To simplify the extraction, we created two buckets: seed funding and growth funding. The first is an initial investment or government grant. while the lather is a later stage round or debt financing like bank loans. The near-zero interest rates are making traditional financing options as competitive as venture capital. We excluded initial coin offering but can report they’re making a comeback this year. After the 2017-18 field of ICO dreams, this form of financing went dark in 2019. What you see, in the video below, is the filtered view of median burn rates and average round sizes for the various sectors, markets, and categories.
The accelerated adoption of tech during lockdowns have pushed companies like Apple and Tesla to become beacons for stability on the public stock market. Yet, the record stock prices and the rush to IPO more companies to the public markets is a worrisome trend. Moreover, we signaled the increased appetite to acquire. That urge has translated into the rise of SPAC (Special Purpose Acquisition Companies). It seems privately funded ventures are dumped on public markets for retail investors to feast on aka “dumb money“. Smart money is unlikely to sit safely in the bank so will be reinvested in stable long term assets. The stability that those impacting the legal industry could offer in the areas with a slow burn.
Remember, the legal industry withstood a decade of “disruption” and continues to operate on a bill-knowledge-by-the-hour model conceived centuries ago.

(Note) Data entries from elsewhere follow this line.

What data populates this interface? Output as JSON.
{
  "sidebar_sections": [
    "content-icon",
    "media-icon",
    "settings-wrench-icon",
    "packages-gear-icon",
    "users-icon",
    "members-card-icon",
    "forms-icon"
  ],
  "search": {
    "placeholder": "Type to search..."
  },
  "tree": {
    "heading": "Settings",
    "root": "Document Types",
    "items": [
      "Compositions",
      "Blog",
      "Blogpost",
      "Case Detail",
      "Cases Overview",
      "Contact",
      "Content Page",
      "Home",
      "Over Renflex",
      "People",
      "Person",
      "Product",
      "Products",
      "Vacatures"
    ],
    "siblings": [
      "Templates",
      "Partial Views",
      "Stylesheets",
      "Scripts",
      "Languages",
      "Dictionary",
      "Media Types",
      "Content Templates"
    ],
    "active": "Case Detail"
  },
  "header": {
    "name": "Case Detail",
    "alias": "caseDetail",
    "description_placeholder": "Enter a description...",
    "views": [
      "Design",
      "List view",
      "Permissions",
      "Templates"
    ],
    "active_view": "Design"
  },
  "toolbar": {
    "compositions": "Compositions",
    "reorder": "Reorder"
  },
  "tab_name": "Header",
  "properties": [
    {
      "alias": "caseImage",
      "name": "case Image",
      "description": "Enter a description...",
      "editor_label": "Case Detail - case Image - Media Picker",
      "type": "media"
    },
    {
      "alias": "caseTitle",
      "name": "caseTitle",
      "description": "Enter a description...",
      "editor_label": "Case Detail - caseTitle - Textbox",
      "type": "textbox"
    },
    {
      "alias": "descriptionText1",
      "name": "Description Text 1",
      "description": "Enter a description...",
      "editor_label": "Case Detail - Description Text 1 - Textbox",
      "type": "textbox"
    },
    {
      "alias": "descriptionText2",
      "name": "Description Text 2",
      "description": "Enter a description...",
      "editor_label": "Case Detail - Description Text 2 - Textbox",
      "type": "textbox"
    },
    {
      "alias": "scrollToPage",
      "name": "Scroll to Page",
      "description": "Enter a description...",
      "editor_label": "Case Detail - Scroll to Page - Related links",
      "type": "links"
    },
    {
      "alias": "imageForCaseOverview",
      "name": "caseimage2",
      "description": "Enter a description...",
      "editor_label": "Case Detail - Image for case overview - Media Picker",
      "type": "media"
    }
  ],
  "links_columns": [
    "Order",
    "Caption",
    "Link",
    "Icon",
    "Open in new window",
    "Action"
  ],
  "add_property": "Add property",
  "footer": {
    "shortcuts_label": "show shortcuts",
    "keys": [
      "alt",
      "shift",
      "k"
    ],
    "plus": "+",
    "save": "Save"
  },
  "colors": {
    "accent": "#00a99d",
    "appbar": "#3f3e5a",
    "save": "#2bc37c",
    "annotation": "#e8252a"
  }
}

Btw, we’ll keep bringing you positive but honest numbers. While the world feels like its burning, let’s focus the light it shines and capture warmth it brings.